Languages —

Friday, December 9, 2022


    What will come after Elon Musk for Twitter?

    Share This Post

    The drama-filled months are over, and Elon Musk now declares that his $44 billion (£38 billion) deal to acquire Twitter is final.

    Naturally, he made the big announcement on Twitter itself, changing his bio to read “Chief Twit,” and stating that “the bird is liberated.” He considers the job to be finished.

    There hasn’t yet been an official confirmation, and Twitter HQ has been utterly silent about it.

    However, given that Mr. Musk is said to have already fired the company’s chairman Bret Taylor and chief executive Parag Agrawal, as well as chief financial officer Ned Segal and legal and policy executive Vijaya Gadde, possibly no one is available to deliver that email.

    So what might Mr Musk’s Twitter look like?

    ‘A digital town square’

    In a letter posted on the website on Thursday, Mr. Musk addressed potential advertisers in an uncommonly humble manner. In it, he stated that he had purchased Twitter in order to “attempt to serve humanity” and that he desired for “civilization to have a digital town square.” He acknowledged that his mission might not succeed.

    He may plan to continue with Twitter’s digital advertising business model at least for the time being based on the fact that he wrote particularly to individuals who advertise on the platform. The global economic slowdown is biting, and businesses are finding themselves with less money to spend on marketing, despite the fact that this revenue is starting to decline for giants like Alphabet, the owner of Google, and Meta, the owner of Facebook.

    He has previously made dramatic statements about wanting to loosen restrictions so that more views can be heard (Twitter has long been accused of favouring left-leaning, liberal messages, which it denies).

    Could he decide to reinstate any of the more contentious tweeters who were previously banned by the previous administration, such as his friend Kanye West or former US president Donald Trump (who has previously stated he has no desire to return)?

    I’m not certain. The platform must remain “welcoming,” must adhere to national laws, and must not turn into “a free-for-all hellscape,” according to Mr. Musk’s new, more constrained vision.

    West was expelled due to anti-Semitism, while Mr. Trump was “permanently suspended” due to encouraging violence. This makes me think of a hellscape.

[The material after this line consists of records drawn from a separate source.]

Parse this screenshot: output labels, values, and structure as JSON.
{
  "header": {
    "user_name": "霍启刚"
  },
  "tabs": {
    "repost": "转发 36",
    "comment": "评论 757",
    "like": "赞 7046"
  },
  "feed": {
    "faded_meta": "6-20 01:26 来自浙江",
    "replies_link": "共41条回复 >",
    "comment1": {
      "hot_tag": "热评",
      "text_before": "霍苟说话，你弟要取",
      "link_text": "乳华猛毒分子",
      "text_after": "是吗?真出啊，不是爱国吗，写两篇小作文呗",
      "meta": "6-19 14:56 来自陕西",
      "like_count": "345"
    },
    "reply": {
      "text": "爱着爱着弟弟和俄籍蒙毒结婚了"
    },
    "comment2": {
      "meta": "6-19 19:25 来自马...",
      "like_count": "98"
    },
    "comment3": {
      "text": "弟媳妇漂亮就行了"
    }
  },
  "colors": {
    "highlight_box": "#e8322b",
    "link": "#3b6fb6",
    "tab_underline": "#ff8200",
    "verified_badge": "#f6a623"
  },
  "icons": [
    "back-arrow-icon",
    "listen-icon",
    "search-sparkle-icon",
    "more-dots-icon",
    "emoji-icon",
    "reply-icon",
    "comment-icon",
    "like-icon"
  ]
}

    Spam and super app hints

    Twitter has consistently refuted Mr. Musk’s assertions that the company’s official statistic for the number of spam and bot accounts is substantially too low. Mr. Musk has railed against the spam and bot accounts he thinks clutter the site. He could issue a mass cull, although that might not be the most popular course of action since it will likely have an impact on everyone’s crucial follower counts.

    His claim that his new business will launch “X, the everything app” is possibly the most fascinating hint he has given thus far. He hasn’t clarified that, but many have hypothesised that he’s talking to the development of a “super app” similar to WeChat in China, which would serve as a one-stop shop for social media, texting, finances, and food orders—basically, daily life administration.

    Although one could argue that Facebook Messenger and even Meta’s WhatsApp are subtly evolving into services with various functionalities, the West still lacks such a thing.

    Mr. Musk has made no secret of his love for cryptocurrencies, and Binance, the biggest cryptocurrency exchange in the world, is a proud investor in his vision (according to the press release I received just after 05:00 BST).

    Could Twitter be set up to allow companies to take payments in cryptocurrencies? That would be a hit with crypto enthusiasts and a nightmare for those who caution that crypto is still a risky choice because it is unregulated and, as a result, unprotected in the event of a catastrophe.

    We do know a few things about Mr. Musk, including his visionary, erratic, ambitious, and creative qualities. Changes are coming, we can almost assure it, and some Twitter followers have already expressed concern that it will turn them off.

    Long before the slogan “expectations vs reality” became popular, internet investor Peter Thiel quipped, “We wanted flying automobiles, but instead we got 140 characters.” We could very well receive both from Mr. Musk.

    Share This Post